[Dataset entries]
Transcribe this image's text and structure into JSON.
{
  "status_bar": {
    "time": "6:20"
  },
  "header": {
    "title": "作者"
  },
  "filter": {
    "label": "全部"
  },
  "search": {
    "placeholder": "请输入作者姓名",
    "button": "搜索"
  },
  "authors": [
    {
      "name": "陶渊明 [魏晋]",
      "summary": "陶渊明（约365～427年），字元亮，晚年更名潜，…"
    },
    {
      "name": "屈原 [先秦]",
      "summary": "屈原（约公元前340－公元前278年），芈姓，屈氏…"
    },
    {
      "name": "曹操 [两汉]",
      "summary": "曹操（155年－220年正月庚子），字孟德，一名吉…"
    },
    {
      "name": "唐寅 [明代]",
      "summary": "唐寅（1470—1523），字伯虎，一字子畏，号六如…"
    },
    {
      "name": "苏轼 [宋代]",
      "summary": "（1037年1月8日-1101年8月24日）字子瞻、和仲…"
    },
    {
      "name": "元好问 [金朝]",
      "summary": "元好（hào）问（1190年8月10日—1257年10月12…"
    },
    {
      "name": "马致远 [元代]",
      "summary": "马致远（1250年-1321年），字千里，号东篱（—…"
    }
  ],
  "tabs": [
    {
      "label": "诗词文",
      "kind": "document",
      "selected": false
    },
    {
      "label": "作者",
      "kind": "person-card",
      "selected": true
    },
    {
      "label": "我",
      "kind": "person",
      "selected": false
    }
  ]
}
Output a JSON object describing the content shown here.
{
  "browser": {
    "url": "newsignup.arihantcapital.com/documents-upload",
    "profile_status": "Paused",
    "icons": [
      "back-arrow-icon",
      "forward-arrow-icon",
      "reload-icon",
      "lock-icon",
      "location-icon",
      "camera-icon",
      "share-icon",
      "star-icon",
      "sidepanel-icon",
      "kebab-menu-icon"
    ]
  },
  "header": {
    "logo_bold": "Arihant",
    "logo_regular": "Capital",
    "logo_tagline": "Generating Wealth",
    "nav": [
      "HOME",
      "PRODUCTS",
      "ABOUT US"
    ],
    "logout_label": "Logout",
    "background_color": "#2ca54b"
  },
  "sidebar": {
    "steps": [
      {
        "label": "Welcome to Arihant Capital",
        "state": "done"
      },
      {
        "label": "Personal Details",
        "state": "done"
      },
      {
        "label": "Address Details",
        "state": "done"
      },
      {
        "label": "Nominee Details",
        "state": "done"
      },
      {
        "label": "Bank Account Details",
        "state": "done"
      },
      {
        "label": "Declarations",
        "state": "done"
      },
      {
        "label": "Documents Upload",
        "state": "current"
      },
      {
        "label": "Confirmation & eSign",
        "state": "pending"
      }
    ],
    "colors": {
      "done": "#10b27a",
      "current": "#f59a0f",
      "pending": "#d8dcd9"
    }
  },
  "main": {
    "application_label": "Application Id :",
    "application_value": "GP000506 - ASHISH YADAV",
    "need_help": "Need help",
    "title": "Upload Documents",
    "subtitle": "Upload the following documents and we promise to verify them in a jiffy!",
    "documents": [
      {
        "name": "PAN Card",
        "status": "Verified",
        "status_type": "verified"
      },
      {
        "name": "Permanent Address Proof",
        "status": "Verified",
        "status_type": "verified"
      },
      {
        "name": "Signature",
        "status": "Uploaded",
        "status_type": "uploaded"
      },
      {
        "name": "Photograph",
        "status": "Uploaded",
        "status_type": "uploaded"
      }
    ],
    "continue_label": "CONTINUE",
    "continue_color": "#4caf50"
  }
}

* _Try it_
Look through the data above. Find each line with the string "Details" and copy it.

* _Response_
        "label": "Personal Details",
        "label": "Address Details",
        "label": "Nominee Details",
        "label": "Bank Account Details",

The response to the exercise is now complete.